EXERCISE: Below are some records. Set each one down exactly as it reads.

DATA FOR THE TASK:
---+---

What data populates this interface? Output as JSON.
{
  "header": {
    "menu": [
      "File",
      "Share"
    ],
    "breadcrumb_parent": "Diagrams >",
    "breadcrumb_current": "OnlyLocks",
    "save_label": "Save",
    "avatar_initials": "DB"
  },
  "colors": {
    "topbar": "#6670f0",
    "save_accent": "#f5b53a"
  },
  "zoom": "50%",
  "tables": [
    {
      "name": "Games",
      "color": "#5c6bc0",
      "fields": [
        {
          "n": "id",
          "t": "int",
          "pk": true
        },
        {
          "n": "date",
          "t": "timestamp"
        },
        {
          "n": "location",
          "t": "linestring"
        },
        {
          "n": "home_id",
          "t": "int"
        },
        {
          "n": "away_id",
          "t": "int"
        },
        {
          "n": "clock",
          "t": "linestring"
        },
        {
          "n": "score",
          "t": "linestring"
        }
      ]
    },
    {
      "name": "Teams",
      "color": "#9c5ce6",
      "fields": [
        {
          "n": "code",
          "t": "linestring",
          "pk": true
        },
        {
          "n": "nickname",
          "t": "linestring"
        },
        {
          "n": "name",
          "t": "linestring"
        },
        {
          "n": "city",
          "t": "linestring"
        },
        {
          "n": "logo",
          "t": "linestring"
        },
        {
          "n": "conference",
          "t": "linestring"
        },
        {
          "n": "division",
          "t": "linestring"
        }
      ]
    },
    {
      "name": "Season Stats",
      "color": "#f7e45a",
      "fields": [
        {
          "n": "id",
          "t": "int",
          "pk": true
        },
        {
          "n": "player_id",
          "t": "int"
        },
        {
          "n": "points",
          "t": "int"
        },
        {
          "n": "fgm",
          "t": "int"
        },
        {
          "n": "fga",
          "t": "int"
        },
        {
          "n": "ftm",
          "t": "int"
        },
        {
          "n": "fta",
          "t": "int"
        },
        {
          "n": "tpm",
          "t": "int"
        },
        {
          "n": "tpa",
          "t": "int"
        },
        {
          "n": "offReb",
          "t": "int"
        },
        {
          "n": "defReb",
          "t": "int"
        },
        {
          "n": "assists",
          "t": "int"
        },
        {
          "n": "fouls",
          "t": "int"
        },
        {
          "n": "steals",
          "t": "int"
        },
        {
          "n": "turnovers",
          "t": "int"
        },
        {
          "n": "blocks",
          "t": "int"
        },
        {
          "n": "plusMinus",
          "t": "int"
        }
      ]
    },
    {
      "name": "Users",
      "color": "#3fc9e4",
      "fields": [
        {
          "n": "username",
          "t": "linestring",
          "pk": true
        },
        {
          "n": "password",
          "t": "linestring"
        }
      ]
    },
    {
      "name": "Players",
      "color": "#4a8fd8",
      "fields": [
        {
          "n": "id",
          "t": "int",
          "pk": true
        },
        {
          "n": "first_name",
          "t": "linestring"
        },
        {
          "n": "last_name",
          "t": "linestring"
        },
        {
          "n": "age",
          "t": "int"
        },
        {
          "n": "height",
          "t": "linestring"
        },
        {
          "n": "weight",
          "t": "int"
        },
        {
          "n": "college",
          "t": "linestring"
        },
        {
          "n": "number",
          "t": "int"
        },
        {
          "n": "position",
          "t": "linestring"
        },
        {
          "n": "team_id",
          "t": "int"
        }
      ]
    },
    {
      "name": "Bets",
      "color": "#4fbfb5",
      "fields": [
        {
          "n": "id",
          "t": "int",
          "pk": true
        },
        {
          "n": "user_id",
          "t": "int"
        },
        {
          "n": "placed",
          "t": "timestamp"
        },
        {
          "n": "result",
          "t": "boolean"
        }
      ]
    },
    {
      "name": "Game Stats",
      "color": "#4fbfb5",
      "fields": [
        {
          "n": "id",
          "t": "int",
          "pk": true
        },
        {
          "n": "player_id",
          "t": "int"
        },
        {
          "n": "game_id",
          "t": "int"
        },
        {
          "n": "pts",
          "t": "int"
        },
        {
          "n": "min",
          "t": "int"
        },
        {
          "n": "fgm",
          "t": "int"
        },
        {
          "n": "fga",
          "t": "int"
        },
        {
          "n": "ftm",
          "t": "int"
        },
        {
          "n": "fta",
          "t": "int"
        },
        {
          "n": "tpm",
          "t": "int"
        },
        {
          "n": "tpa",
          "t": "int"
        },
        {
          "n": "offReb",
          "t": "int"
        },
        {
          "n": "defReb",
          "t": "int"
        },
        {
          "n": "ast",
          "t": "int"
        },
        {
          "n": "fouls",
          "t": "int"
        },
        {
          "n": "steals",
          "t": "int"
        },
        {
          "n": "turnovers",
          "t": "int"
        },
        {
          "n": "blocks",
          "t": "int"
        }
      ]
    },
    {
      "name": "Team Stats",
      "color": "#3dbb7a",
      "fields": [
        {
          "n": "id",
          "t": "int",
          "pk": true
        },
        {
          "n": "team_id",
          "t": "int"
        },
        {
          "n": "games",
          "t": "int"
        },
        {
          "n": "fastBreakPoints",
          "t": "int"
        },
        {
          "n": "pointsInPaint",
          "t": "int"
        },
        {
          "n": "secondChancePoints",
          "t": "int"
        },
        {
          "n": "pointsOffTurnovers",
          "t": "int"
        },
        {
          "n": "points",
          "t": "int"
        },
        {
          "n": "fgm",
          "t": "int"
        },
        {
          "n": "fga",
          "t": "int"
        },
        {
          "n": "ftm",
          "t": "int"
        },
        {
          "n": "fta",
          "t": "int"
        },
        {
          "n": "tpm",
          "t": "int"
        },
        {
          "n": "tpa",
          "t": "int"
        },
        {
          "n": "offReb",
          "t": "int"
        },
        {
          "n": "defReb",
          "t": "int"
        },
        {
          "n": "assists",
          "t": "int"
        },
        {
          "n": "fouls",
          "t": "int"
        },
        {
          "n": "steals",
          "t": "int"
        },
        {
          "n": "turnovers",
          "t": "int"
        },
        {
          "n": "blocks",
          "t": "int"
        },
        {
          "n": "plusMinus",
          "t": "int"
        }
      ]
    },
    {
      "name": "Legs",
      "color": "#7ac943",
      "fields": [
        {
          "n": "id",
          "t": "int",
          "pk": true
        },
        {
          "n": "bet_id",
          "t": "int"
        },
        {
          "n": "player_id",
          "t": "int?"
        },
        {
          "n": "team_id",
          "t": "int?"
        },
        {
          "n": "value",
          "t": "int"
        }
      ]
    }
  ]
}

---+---

REPLY TO THE TASK:
What data populates this interface? Output as JSON.
{
  "header": {
    "menu": [
      "File",
      "Share"
    ],
    "breadcrumb_parent": "Diagrams >",
    "breadcrumb_current": "OnlyLocks",
    "save_label": "Save",
    "avatar_initials": "DB"
  },
  "colors": {
    "topbar": "#6670f0",
    "save_accent": "#f5b53a"
  },
  "zoom": "50%",
  "tables": [
    {
      "name": "Games",
      "color": "#5c6bc0",
      "fields": [
        {
          "n": "id",
          "t": "int",
          "pk": true
        },
        {
          "n": "date",
          "t": "timestamp"
        },
        {
          "n": "location",
          "t": "linestring"
        },
        {
          "n": "home_id",
          "t": "int"
        },
        {
          "n": "away_id",
          "t": "int"
        },
        {
          "n": "clock",
          "t": "linestring"
        },
        {
          "n": "score",
          "t": "linestring"
        }
      ]
    },
    {
      "name": "Teams",
      "color": "#9c5ce6",
      "fields": [
        {
          "n": "code",
          "t": "linestring",
          "pk": true
        },
        {
          "n": "nickname",
          "t": "linestring"
        },
        {
          "n": "name",
          "t": "linestring"
        },
        {
          "n": "city",
          "t": "linestring"
        },
        {
          "n": "logo",
          "t": "linestring"
        },
        {
          "n": "conference",
          "t": "linestring"
        },
        {
          "n": "division",
          "t": "linestring"
        }
      ]
    },
    {
      "name": "Season Stats",
      "color": "#f7e45a",
      "fields": [
        {
          "n": "id",
          "t": "int",
          "pk": true
        },
        {
          "n": "player_id",
          "t": "int"
        },
        {
          "n": "points",
          "t": "int"
        },
        {
          "n": "fgm",
          "t": "int"
        },
        {
          "n": "fga",
          "t": "int"
        },
        {
          "n": "ftm",
          "t": "int"
        },
        {
          "n": "fta",
          "t": "int"
        },
        {
          "n": "tpm",
          "t": "int"
        },
        {
          "n": "tpa",
          "t": "int"
        },
        {
          "n": "offReb",
          "t": "int"
        },
        {
          "n": "defReb",
          "t": "int"
        },
        {
          "n": "assists",
          "t": "int"
        },
        {
          "n": "fouls",
          "t": "int"
        },
        {
          "n": "steals",
          "t": "int"
        },
        {
          "n": "turnovers",
          "t": "int"
        },
        {
          "n": "blocks",
          "t": "int"
        },
        {
          "n": "plusMinus",
          "t": "int"
        }
      ]
    },
    {
      "name": "Users",
      "color": "#3fc9e4",
      "fields": [
        {
          "n": "username",
          "t": "linestring",
          "pk": true
        },
        {
          "n": "password",
          "t": "linestring"
        }
      ]
    },
    {
      "name": "Players",
      "color": "#4a8fd8",
      "fields": [
        {
          "n": "id",
          "t": "int",
          "pk": true
        },
        {
          "n": "first_name",
          "t": "linestring"
        },
        {
          "n": "last_name",
          "t": "linestring"
        },
        {
          "n": "age",
          "t": "int"
        },
        {
          "n": "height",
          "t": "linestring"
        },
        {
          "n": "weight",
          "t": "int"
        },
        {
          "n": "college",
          "t": "linestring"
        },
        {
          "n": "number",
          "t": "int"
        },
        {
          "n": "position",
          "t": "linestring"
        },
        {
          "n": "team_id",
          "t": "int"
        }
      ]
    },
    {
      "name": "Bets",
      "color": "#4fbfb5",
      "fields": [
        {
          "n": "id",
          "t": "int",
          "pk": true
        },
        {
          "n": "user_id",
          "t": "int"
        },
        {
          "n": "placed",
          "t": "timestamp"
        },
        {
          "n": "result",
          "t": "boolean"
        }
      ]
    },
    {
      "name": "Game Stats",
      "color": "#4fbfb5",
      "fields": [
        {
          "n": "id",
          "t": "int",
          "pk": true
        },
        {
          "n": "player_id",
          "t": "int"
        },
        {
          "n": "game_id",
          "t": "int"
        },
        {
          "n": "pts",
          "t": "int"
        },
        {
          "n": "min",
          "t": "int"
        },
        {
          "n": "fgm",
          "t": "int"
        },
        {
          "n": "fga",
          "t": "int"
        },
        {
          "n": "ftm",
          "t": "int"
        },
        {
          "n": "fta",
          "t": "int"
        },
        {
          "n": "tpm",
          "t": "int"
        },
        {
          "n": "tpa",
          "t": "int"
        },
        {
          "n": "offReb",
          "t": "int"
        },
        {
          "n": "defReb",
          "t": "int"
        },
        {
          "n": "ast",
          "t": "int"
        },
        {
          "n": "fouls",
          "t": "int"
        },
        {
          "n": "steals",
          "t": "int"
        },
        {
          "n": "turnovers",
          "t": "int"
        },
        {
          "n": "blocks",
          "t": "int"
        }
      ]
    },
    {
      "name": "Team Stats",
      "color": "#3dbb7a",
      "fields": [
        {
          "n": "id",
          "t": "int",
          "pk": true
        },
        {
          "n": "team_id",
          "t": "int"
        },
        {
          "n": "games",
          "t": "int"
        },
        {
          "n": "fastBreakPoints",
          "t": "int"
        },
        {
          "n": "pointsInPaint",
          "t": "int"
        },
        {
          "n": "secondChancePoints",
          "t": "int"
        },
        {
          "n": "pointsOffTurnovers",
          "t": "int"
        },
        {
          "n": "points",
          "t": "int"
        },
        {
          "n": "fgm",
          "t": "int"
        },
        {
          "n": "fga",
          "t": "int"
        },
        {
          "n": "ftm",
          "t": "int"
        },
        {
          "n": "fta",
          "t": "int"
        },
        {
          "n": "tpm",
          "t": "int"
        },
        {
          "n": "tpa",
          "t": "int"
        },
        {
          "n": "offReb",
          "t": "int"
        },
        {
          "n": "defReb",
          "t": "int"
        },
        {
          "n": "assists",
          "t": "int"
        },
        {
          "n": "fouls",
          "t": "int"
        },
        {
          "n": "steals",
          "t": "int"
        },
        {
          "n": "turnovers",
          "t": "int"
        },
        {
          "n": "blocks",
          "t": "int"
        },
        {
          "n": "plusMinus",
          "t": "int"
        }
      ]
    },
    {
      "name": "Legs",
      "color": "#7ac943",
      "fields": [
        {
          "n": "id",
          "t": "int",
          "pk": true
        },
        {
          "n": "bet_id",
          "t": "int"
        },
        {
          "n": "player_id",
          "t": "int?"
        },
        {
          "n": "team_id",
          "t": "int?"
        },
        {
          "n": "value",
          "t": "int"
        }
      ]
    }
  ]
}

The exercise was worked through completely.